It is a free world, so go ahead.
Like I said, change sometimes takes time.
ryanheise (2007-04-25 05:59:06 +0000)
ryanheise (2007-04-25 07:46:37 +0000)
[quote="Ron":1n85jdlg]I do feel personally attacked by you though.[/quote:1n85jdlg]
I am only questioning your actions. Yes, that might hurt you... But can't I do this? Reading my questions above, I still think I have a right to ask you. I mean, I need to be clear about your (the WCA's) position.
When you allow a sponsor to block out competing brands of cubes, you are also hurting those competing brands. But when I questioned your position, you hadn't told me yet that you were in the process of changing things, and so I can't be blamed for questioning it... Can I? In my opinion, more people should be doing this to keep things in check and balance.

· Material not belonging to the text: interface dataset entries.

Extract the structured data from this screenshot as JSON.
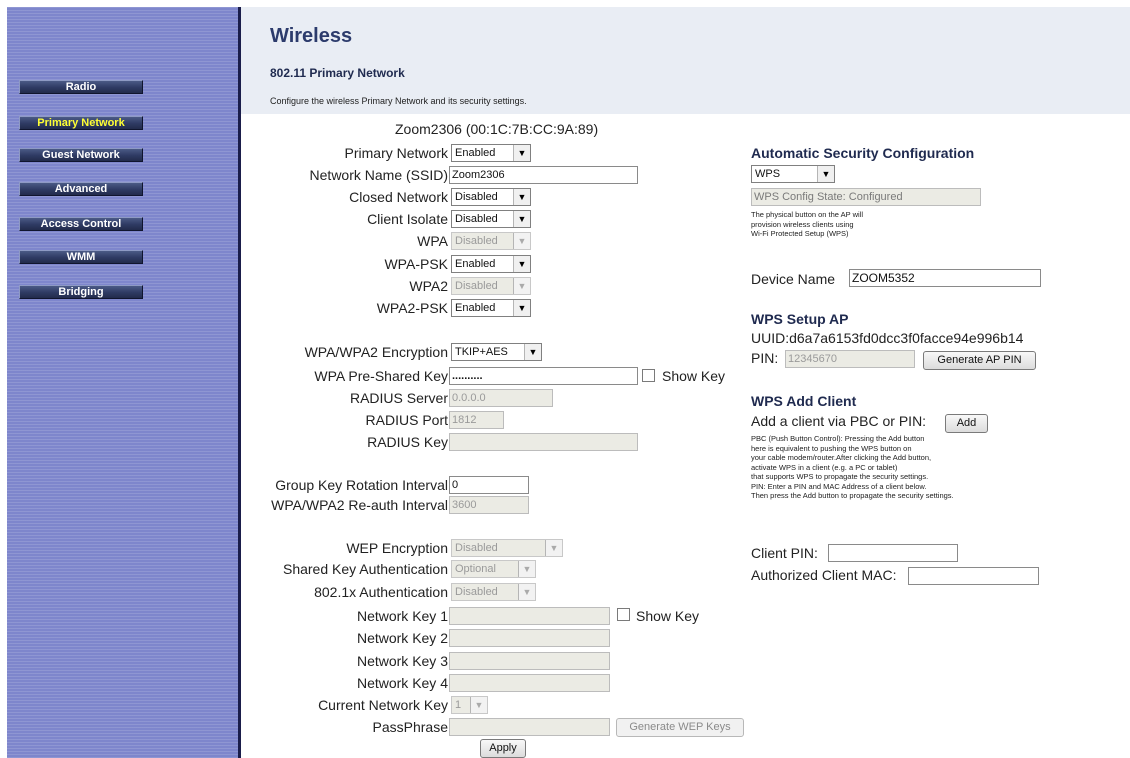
{
  "sidebar": {
    "items": [
      {
        "label": "Radio",
        "active": false
      },
      {
        "label": "Primary Network",
        "active": true
      },
      {
        "label": "Guest Network",
        "active": false
      },
      {
        "label": "Advanced",
        "active": false
      },
      {
        "label": "Access Control",
        "active": false
      },
      {
        "label": "WMM",
        "active": false
      },
      {
        "label": "Bridging",
        "active": false
      }
    ]
  },
  "header": {
    "title": "Wireless",
    "section": "802.11 Primary Network",
    "description": "Configure the wireless Primary Network and its security settings."
  },
  "form": {
    "network_info": "Zoom2306 (00:1C:7B:CC:9A:89)",
    "primary_network": {
      "label": "Primary Network",
      "value": "Enabled"
    },
    "ssid": {
      "label": "Network Name (SSID)",
      "value": "Zoom2306"
    },
    "closed_network": {
      "label": "Closed Network",
      "value": "Disabled"
    },
    "client_isolate": {
      "label": "Client Isolate",
      "value": "Disabled"
    },
    "wpa": {
      "label": "WPA",
      "value": "Disabled"
    },
    "wpa_psk": {
      "label": "WPA-PSK",
      "value": "Enabled"
    },
    "wpa2": {
      "label": "WPA2",
      "value": "Disabled"
    },
    "wpa2_psk": {
      "label": "WPA2-PSK",
      "value": "Enabled"
    },
    "encryption": {
      "label": "WPA/WPA2 Encryption",
      "value": "TKIP+AES"
    },
    "psk": {
      "label": "WPA Pre-Shared Key",
      "value": "..........",
      "show_key": "Show Key"
    },
    "radius_server": {
      "label": "RADIUS Server",
      "value": "0.0.0.0"
    },
    "radius_port": {
      "label": "RADIUS Port",
      "value": "1812"
    },
    "radius_key": {
      "label": "RADIUS Key",
      "value": ""
    },
    "group_key": {
      "label": "Group Key Rotation Interval",
      "value": "0"
    },
    "reauth": {
      "label": "WPA/WPA2 Re-auth Interval",
      "value": "3600"
    },
    "wep_encryption": {
      "label": "WEP Encryption",
      "value": "Disabled"
    },
    "shared_key_auth": {
      "label": "Shared Key Authentication",
      "value": "Optional"
    },
    "dot1x_auth": {
      "label": "802.1x Authentication",
      "value": "Disabled"
    },
    "network_keys": [
      {
        "label": "Network Key 1",
        "value": ""
      },
      {
        "label": "Network Key 2",
        "value": ""
      },
      {
        "label": "Network Key 3",
        "value": ""
      },
      {
        "label": "Network Key 4",
        "value": ""
      }
    ],
    "wep_show_key": "Show Key",
    "current_key": {
      "label": "Current Network Key",
      "value": "1"
    },
    "passphrase": {
      "label": "PassPhrase",
      "value": ""
    },
    "generate_wep_keys": "Generate WEP Keys",
    "apply": "Apply"
  },
  "wps": {
    "auto_config_title": "Automatic Security Configuration",
    "method": "WPS",
    "config_state": "WPS Config State: Configured",
    "auto_desc": "The physical button on the AP will\nprovision wireless clients using\nWi-Fi Protected Setup (WPS)",
    "device_name_label": "Device Name",
    "device_name": "ZOOM5352",
    "setup_ap_title": "WPS Setup AP",
    "uuid": "UUID:d6a7a6153fd0dcc3f0facce94e996b14",
    "pin_label": "PIN:",
    "pin": "12345670",
    "generate_pin": "Generate AP PIN",
    "add_client_title": "WPS Add Client",
    "add_client_text": "Add a client via PBC or PIN:",
    "add_button": "Add",
    "add_desc": "PBC (Push Button Control): Pressing the Add button\nhere is equivalent to pushing the WPS button on\nyour cable modem/router.After clicking the Add button,\nactivate WPS in a client (e.g. a PC or tablet)\nthat supports WPS to propagate the security settings.\nPIN: Enter a PIN and MAC Address of a client below.\nThen press the Add button to propagate the security settings.",
    "client_pin_label": "Client PIN:",
    "client_pin": "",
    "client_mac_label": "Authorized Client MAC:",
    "client_mac": ""
  }
}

Bottom line: I'm a nobody, I can ask whatever questions I like. [i:1n85jdlg]You[/i:1n85jdlg], on the other hand represent an organisation who is setting rules that affect many people, and you may need to deal better with people such as myself who question your actions at the WCA, or question anything about the WCA. My advice is to give [b:1n85jdlg]direct answers[/b:1n85jdlg] every time, or even say [b:1n85jdlg]no comment[/b:1n85jdlg] if that is the most direct response that you can give. Maybe you think it is right to give indirect answers, such as "the answer is obvious", or "do you think I like this situation?", or even not give answers for 3 weeks until the question is asked again (like mentioned in the post above), but this only causes frustration for the people you are not answering. This will only cause more questions to be asked.